If however what you’ve just read means nothing to you, but you have pensions and other assets that you’ve worked hard to build over time, you could probably use some advice. Structuring your future wealth and income properly could quite literally save you thousands and I always find it is well worth it.

I appreciate some of you may like to see this in practice, so at the end of this post I’ve added a case study example. It’s an easy one I know and I fully appreciate that everyone is different and the world is not ideal. So why not drop me a line? I am always on hand to answer any questions you may have – just email advice@agileifa.co.uk or use our contact form and we will gladly contact you.

Thanks for reading . Until next week.

Chris @ Agile

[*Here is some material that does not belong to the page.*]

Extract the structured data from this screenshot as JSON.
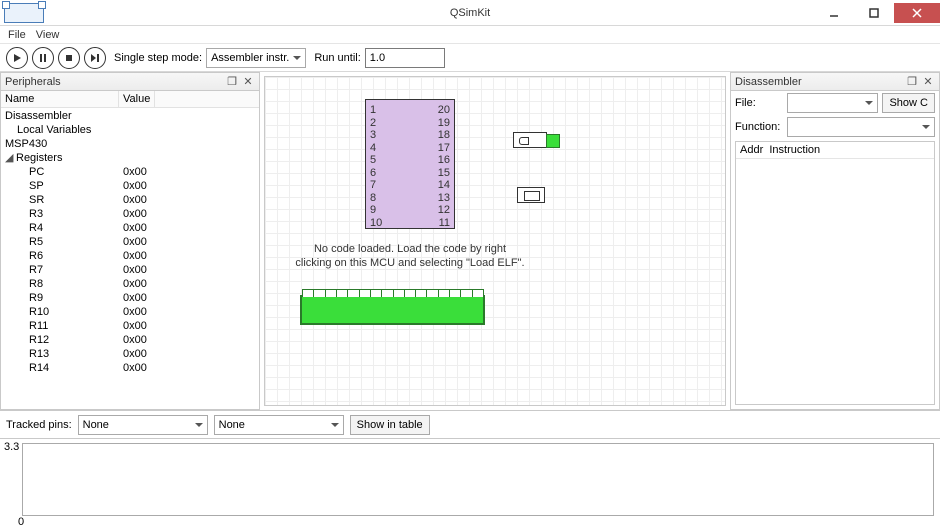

Case Study David & Rachel, both 66. Target after tax income – £30,000.

David and Rachael are ready to retire, they have just celebrated their 66th birthdays. They each have money purchase pension pots, David has a sum £200,000 whilst Rachael has £150,000. Their children left home a while ago and since then they have done a great job at saving. They also inherited a small amount from parents. Having managed to fund ISA’s to some extent for a number of years they recently decided these should be invested rather than held in cash given terrible cash rates. They are currently worth £75K each. They like to keep a cash buffer too, so have £50,000 in a savings account paying 1%.

Knowing that their spending habits will change now that they are no longer working, Rachel set out to create a budget that would fit their lifestyle in retirement. They no longer have a mortgage so it’s really as simple as day to day spending, the occasional holiday and social. This comfortably comes within £2500 per month.

The zero tax solution…

DavidRachaelTaxNotes
State Pension£9,110£9,110£0Within Tax Free allowance
Pension Drawdown Income£4,520£4,520£0Uses remainder of personal allowance as taxable income and includes the tax free cash available on the payment.
ISA 3% Withdrawal£2,250£2,250£0Income and capital gains both tax free
Savings Interest£250£250£0Within personal savings allowance.
Total Income & Tax£32,260 £0

This allows them to live comfortably to their lifestyle and have money left in pensions and investments for the ‘big things’. Of course, if you are younger than state pension age great – just replace it with private pension withdrawals. They’ve even got a little Brucie Bonus on top of their desired 30K. Happy days!